This was also controversial. Edwards says cost-shifting is often the top concern for his clients because, “In some cases, the e-discovery can consume the whole litigation.” In fact, more than once, the cost of e-discovery has played a significant role in settlement discussions — and it doesn’t seem right to him that the merits of his clients’ case may go unaddressed for that reason alone.
The new rules’ comments mirror the federal rules’ multi-factor test for when information is not “reasonably accessible.” They are:
1) The specificity of the discovery request;
2) The quantity of information available from other more easily accessible sources;
3) The failure to produce relevant information that seems likely to have existed but is no longer available;
4) The likelihood of finding relevant, responsive information that cannot be obtained from other more easily accessed sources;
5) Predictions as to the importance and usefulness of the information sought;
6) The importance of the issues at stake in the litigation; and
7) The respective resources of the parties.
Murphy says having the cost-shifting criteria in the comments is better than not having them at all, but he would have preferred they be part of the rules. When they’re relegated to comments, judges have more discretion as to the level they’ll apply them.
No. 8: You won’t find a “clawback” provision in the new rules.
FRCP 26 (b)(5) confers a presumptive privilege on a party to retrieve attorney-client communications or work-product materials that have been inadvertently disclosed. It’s known as the “clawback,” and the justices declined to put in the new Wisconsin rules.
The federal rules rely upon Federal Evidence Rule 502, which codifies that inadvertent disclosures don’t operate as a waiver. But Wisconsin has no such evidence rule counterpart.
The Wisconsin Judicial Council is now studying whether the state should have a version FRE 502, notes Sankovitz. So the clawback may return.

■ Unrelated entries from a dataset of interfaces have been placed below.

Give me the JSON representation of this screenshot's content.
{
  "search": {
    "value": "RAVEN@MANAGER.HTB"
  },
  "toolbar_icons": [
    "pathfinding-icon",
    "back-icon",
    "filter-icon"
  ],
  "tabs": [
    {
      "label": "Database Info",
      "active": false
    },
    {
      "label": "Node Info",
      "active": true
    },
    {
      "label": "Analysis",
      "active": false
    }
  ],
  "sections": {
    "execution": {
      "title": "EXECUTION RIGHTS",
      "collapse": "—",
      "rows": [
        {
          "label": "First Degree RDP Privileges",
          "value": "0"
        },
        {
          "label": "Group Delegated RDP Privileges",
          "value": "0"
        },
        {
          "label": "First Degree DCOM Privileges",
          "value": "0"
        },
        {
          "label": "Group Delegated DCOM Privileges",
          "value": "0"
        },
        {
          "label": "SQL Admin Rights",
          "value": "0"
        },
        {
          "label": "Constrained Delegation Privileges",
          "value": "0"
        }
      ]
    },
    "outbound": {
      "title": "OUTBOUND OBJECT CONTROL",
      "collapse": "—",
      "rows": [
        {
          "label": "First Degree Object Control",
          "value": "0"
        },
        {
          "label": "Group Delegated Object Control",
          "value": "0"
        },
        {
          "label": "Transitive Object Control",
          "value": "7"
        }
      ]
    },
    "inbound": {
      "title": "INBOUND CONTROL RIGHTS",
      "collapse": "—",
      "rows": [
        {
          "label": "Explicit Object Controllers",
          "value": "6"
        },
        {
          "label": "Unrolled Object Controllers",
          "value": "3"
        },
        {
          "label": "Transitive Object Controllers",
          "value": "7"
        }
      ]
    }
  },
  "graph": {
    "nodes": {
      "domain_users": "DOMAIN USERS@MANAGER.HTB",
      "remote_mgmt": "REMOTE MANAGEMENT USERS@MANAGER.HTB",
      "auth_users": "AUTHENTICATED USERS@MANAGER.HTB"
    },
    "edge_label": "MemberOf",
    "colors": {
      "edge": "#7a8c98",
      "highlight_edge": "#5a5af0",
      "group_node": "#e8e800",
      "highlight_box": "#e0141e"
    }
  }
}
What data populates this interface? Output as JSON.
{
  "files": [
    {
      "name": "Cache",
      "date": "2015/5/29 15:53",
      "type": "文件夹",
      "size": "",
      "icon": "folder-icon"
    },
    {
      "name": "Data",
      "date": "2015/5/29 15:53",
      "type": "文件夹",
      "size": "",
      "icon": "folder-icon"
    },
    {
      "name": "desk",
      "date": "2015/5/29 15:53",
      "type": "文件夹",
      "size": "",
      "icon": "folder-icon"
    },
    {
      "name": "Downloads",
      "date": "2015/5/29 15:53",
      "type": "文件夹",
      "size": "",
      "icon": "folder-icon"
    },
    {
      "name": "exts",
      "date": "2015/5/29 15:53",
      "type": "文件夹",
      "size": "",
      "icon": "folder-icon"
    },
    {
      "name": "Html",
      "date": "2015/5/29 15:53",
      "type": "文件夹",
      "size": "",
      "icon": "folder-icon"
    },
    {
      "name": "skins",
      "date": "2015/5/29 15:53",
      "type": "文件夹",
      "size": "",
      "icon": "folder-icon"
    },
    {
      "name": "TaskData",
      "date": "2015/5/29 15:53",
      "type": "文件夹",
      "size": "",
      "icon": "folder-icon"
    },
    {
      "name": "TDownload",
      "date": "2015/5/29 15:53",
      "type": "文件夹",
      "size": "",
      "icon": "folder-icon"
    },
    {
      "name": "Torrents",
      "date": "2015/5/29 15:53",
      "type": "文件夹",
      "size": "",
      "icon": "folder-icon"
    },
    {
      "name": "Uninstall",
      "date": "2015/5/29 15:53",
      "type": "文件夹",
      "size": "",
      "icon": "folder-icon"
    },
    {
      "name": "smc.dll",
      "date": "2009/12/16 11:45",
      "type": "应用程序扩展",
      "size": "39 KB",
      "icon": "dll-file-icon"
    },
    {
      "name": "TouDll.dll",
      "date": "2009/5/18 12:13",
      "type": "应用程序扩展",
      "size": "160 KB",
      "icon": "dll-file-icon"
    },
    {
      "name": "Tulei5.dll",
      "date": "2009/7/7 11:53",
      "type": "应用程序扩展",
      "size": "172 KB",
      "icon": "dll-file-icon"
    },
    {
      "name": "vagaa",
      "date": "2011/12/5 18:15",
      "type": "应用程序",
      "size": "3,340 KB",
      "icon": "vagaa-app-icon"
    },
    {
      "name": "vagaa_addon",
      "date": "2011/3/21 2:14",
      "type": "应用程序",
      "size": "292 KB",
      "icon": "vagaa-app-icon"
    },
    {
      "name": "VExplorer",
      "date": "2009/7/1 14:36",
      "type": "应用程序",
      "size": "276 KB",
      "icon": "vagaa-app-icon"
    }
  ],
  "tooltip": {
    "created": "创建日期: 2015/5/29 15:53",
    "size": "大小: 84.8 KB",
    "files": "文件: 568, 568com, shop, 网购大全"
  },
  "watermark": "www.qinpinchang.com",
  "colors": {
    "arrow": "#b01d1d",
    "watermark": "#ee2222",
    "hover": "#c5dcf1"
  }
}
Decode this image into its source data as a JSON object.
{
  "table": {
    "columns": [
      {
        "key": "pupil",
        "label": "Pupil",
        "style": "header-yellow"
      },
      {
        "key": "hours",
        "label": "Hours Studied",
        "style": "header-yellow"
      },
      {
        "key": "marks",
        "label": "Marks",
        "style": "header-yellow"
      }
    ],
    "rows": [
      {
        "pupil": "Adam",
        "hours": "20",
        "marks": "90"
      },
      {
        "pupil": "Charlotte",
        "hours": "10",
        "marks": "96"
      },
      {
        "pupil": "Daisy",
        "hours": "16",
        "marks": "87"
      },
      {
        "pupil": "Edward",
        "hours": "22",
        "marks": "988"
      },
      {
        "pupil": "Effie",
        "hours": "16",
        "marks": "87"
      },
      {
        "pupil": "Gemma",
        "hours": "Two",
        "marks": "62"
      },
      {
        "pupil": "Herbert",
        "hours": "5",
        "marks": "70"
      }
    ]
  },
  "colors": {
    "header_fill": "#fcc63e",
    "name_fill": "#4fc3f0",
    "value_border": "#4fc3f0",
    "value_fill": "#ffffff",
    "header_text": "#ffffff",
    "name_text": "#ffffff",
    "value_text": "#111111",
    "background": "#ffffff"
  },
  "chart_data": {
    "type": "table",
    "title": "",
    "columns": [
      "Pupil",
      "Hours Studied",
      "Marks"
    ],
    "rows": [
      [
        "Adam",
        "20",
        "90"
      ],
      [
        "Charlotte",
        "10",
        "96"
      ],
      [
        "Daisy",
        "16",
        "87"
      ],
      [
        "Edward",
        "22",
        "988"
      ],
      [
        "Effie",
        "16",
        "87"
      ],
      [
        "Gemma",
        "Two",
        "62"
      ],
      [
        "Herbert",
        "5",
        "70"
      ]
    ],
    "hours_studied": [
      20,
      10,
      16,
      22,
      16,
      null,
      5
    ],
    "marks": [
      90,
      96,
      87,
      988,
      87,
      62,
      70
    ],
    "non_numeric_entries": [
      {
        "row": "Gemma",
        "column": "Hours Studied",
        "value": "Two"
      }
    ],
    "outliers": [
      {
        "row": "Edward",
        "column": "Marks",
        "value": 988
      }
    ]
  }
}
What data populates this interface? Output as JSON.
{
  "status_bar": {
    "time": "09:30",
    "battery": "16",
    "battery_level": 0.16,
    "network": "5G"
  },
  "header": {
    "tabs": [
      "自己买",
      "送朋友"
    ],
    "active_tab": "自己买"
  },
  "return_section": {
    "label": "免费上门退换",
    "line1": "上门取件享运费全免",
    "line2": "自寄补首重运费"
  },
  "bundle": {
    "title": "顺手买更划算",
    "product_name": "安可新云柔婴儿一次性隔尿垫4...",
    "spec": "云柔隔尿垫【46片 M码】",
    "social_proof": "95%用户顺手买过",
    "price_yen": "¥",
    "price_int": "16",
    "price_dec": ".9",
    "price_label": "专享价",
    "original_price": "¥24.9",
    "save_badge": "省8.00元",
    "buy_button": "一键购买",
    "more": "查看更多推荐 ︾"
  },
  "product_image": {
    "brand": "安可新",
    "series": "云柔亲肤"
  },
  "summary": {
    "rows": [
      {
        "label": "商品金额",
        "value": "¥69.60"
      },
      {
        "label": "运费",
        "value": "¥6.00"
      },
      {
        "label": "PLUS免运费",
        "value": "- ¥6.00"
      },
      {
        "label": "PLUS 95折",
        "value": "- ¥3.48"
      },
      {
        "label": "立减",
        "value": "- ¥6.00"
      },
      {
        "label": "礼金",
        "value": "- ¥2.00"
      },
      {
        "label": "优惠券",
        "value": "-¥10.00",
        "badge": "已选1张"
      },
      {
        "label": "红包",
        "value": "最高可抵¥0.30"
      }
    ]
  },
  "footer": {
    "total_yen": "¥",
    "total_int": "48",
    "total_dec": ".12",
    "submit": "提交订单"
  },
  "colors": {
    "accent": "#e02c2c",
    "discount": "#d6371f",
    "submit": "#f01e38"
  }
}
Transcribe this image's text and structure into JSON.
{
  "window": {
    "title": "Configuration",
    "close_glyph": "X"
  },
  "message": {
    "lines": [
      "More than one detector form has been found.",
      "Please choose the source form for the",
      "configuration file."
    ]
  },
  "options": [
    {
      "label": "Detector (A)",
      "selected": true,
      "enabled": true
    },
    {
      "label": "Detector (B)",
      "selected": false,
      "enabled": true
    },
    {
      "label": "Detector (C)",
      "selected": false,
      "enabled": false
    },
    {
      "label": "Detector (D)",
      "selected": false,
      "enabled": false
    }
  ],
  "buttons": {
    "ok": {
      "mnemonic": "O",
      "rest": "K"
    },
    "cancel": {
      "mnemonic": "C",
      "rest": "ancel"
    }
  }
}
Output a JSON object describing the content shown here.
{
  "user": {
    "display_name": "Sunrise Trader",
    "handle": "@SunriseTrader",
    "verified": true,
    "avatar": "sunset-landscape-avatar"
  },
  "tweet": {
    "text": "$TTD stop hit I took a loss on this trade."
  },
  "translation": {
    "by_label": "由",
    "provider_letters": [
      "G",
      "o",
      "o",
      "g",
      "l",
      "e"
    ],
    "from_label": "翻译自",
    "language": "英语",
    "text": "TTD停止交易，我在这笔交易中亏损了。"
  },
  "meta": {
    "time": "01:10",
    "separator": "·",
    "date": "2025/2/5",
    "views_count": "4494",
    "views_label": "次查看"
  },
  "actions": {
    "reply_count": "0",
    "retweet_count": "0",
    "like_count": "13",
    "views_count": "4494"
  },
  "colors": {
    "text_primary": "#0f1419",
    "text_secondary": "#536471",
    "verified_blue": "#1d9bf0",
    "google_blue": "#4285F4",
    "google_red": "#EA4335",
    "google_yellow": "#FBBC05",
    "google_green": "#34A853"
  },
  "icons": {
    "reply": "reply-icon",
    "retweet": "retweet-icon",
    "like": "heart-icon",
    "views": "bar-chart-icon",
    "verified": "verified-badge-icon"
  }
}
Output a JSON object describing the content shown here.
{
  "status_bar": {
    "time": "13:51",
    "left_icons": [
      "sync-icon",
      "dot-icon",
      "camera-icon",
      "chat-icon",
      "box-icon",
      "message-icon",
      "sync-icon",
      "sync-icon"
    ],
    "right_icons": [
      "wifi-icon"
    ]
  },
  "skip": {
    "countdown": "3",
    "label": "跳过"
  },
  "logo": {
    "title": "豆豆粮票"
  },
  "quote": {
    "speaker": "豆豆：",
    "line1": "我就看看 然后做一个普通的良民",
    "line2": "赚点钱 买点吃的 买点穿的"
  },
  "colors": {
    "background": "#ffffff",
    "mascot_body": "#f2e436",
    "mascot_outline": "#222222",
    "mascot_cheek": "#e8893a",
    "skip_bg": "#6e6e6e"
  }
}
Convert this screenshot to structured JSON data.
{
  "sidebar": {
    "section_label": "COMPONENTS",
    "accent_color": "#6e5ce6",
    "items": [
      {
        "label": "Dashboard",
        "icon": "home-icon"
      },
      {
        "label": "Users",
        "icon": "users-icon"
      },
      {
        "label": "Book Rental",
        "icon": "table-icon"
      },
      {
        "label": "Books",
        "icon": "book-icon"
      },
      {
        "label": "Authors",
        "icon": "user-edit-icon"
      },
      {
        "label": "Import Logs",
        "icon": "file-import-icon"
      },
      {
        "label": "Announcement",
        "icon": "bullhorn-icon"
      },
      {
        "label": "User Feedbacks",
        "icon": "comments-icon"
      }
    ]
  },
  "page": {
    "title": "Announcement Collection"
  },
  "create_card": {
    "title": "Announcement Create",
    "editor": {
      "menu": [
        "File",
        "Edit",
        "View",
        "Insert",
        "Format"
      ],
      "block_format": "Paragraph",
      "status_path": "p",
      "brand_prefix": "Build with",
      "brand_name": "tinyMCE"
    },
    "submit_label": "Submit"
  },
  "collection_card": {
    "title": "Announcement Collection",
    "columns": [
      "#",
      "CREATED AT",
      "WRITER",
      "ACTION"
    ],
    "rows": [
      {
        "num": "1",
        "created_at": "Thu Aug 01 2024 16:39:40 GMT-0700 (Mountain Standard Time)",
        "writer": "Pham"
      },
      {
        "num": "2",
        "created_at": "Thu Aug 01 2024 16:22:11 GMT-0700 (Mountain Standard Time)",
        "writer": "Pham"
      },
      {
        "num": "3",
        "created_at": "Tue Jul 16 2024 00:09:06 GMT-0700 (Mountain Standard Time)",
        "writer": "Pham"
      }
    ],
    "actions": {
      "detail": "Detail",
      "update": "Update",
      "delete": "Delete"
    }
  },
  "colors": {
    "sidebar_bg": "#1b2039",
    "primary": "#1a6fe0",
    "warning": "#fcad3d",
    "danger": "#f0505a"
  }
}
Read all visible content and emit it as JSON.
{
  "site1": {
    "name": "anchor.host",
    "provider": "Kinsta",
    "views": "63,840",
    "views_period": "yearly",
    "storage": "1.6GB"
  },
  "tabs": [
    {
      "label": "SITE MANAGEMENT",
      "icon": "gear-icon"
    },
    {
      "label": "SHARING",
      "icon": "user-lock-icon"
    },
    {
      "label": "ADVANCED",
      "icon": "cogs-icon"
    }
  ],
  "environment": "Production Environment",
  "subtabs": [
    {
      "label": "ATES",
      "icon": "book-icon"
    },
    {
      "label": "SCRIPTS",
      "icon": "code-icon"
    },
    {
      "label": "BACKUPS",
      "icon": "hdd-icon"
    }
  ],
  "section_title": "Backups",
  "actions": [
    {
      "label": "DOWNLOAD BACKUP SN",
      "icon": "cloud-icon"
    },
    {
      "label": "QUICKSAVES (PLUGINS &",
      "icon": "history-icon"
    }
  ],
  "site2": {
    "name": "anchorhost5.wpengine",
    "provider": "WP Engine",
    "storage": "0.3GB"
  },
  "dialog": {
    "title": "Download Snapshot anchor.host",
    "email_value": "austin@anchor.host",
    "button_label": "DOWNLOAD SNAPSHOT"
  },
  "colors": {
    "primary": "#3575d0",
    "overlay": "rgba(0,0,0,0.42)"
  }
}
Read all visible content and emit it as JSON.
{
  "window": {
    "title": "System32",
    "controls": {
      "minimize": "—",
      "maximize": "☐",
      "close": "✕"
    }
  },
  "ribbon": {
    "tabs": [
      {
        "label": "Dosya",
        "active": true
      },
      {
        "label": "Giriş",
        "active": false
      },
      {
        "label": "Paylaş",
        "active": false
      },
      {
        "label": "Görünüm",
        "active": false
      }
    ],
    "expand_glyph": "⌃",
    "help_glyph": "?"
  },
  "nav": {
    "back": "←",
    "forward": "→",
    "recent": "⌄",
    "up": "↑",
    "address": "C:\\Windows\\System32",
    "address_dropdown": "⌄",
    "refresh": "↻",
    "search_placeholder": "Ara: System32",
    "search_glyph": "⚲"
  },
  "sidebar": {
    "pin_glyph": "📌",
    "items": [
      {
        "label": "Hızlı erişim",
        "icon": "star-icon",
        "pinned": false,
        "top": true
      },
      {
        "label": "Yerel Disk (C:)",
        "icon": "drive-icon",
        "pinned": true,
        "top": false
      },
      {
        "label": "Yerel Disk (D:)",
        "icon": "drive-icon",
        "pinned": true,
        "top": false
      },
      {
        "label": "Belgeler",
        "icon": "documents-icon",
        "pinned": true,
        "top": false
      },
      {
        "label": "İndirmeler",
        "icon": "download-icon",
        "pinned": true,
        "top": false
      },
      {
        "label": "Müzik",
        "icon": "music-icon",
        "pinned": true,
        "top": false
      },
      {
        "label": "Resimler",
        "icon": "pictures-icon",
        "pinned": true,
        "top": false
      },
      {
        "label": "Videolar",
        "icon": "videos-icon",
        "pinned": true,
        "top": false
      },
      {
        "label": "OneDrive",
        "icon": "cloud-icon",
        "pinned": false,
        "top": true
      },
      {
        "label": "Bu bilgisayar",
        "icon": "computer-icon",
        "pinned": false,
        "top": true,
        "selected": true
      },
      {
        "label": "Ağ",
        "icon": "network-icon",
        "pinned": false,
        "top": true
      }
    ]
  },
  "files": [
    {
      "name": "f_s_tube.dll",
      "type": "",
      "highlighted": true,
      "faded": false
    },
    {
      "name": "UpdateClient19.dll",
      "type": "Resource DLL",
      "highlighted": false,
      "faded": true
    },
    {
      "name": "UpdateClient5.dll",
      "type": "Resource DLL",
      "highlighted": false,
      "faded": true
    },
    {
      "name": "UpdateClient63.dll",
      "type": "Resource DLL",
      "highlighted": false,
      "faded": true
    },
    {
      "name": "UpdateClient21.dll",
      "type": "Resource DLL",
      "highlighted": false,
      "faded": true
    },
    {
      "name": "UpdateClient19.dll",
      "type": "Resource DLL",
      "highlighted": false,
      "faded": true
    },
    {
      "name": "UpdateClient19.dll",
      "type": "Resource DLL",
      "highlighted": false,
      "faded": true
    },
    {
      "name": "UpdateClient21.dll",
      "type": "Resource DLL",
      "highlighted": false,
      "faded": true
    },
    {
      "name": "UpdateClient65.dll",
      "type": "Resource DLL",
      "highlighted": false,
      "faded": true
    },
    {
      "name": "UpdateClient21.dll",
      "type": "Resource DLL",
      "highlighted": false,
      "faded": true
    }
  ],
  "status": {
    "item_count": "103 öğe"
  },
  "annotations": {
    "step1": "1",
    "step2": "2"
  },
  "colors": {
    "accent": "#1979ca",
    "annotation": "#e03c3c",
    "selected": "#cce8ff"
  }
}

Murphy says that often in his federal practice, attorneys agree up front to a reciprocal clawback — in fact, standard agreements have evolved in certain categories of cases, such as trade secrets. Until a clawback is put in place in the new rules, you might want to suggest stipulating to it.